But this ASP.NET Core WebAPI template is really easy to use. This is the final file structure:

That's it. Of course, it helps that I have some ASP.NET MVC experiences, so I understand the conventions around the Controllers and how they are called. But even without that knowledge, I wouldn't be overwhelmed by this folder structure.

I'll be looking forward to digging into ASP.NET Core a bit more.

Simple Self-Hosting
I really like how easy it is to get a self-hosted website up and running. For many of my demos, I have a self-hosted site to supply data to the application. This is really easy, and I don't have to worry about things like IIS Express or trying to set up a full IIS server on my machine.

A Few Adjustments
There are a few things that have taken me a bit more time to get used to. I haven't been a regular user of Visual Studio Code, so I've been making some adjustments.

For one thing, I'm used to Visual Studio where a "Build" also automatically saves the files first. Visual Studio Code doesn't do that. So I've gone through a couple "why aren't my changes working" when running applications. I just have to get used to saving things before running from the command line.

I've also had to readjust somewhat to using the command line. I intentionally headed for the CLI tools (as opposed to the tools built in to Visual Studio or Visual Studio Code) because I wanted to understand the commands and how they work.

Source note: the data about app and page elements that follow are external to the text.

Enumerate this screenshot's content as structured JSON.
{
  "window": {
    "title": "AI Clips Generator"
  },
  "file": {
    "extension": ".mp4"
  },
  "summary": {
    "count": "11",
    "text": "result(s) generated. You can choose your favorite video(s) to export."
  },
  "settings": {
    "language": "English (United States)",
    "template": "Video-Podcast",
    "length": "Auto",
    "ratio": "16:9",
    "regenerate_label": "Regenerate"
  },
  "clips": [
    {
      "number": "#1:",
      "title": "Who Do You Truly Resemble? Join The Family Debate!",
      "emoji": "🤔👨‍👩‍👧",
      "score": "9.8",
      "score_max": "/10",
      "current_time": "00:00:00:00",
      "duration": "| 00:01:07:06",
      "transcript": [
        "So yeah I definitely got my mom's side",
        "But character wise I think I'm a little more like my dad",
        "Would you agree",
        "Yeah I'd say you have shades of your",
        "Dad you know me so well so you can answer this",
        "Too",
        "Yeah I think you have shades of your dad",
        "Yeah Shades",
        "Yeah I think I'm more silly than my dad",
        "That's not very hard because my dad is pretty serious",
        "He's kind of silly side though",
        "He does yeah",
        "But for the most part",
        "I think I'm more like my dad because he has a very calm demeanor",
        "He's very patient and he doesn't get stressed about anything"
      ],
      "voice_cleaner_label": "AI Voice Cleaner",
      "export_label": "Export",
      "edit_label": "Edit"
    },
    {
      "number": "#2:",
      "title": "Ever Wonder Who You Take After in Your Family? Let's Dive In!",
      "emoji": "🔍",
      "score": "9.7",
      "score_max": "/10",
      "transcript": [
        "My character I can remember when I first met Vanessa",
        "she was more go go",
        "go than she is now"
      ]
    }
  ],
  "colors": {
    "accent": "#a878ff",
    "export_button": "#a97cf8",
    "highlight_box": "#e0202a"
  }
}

Fortunately, I've got quite a bit of experience with bash in my past (although most of it is 15 years in my past). But that bash experience is helping me out quite a bit.

More To Come
The purpose of this project is to port the sample code from my Task & Await talk. This is the service piece. I've already written the Task code which shows consuming an asynchronous method, cancelling the process, and dealing with exceptions. I'll be showing that in the next article. (Hey, look! It's here: Consuming a WebAPI Service with .NET Core 2.0).

And I'll be exploring .NET Core more and more. I'll probably head into unit testing next. xUnit.NET supports .NET Core, and I'm sure that other frameworks aren't far behind (if they're not already there). I've also seen some good demos on Entity Framework Core, so I'm sure that I'll be looking at that in the near futre.

It's been a lot of fun exploring this environment. I'm hoping that things will stay pretty stable at this point because I'm not a big fan of constantly retooling. But we'll see what happens.

Until then, I'll keep exploring, and I'll also be putting out articles to help other folks get around any frustrations that I run into.

Happy Coding!


  1. Great article! thanks for sharing!

  2. Why cant every technology demo be like this?
    Minimal complexity, lots of explanation, simple to duplicate, practical.
    I have spent days googling MVVM, MVC, .NET, webAPI, Xamarin, and this would be the first useful page i have come across.
    Thank you for putting the time in.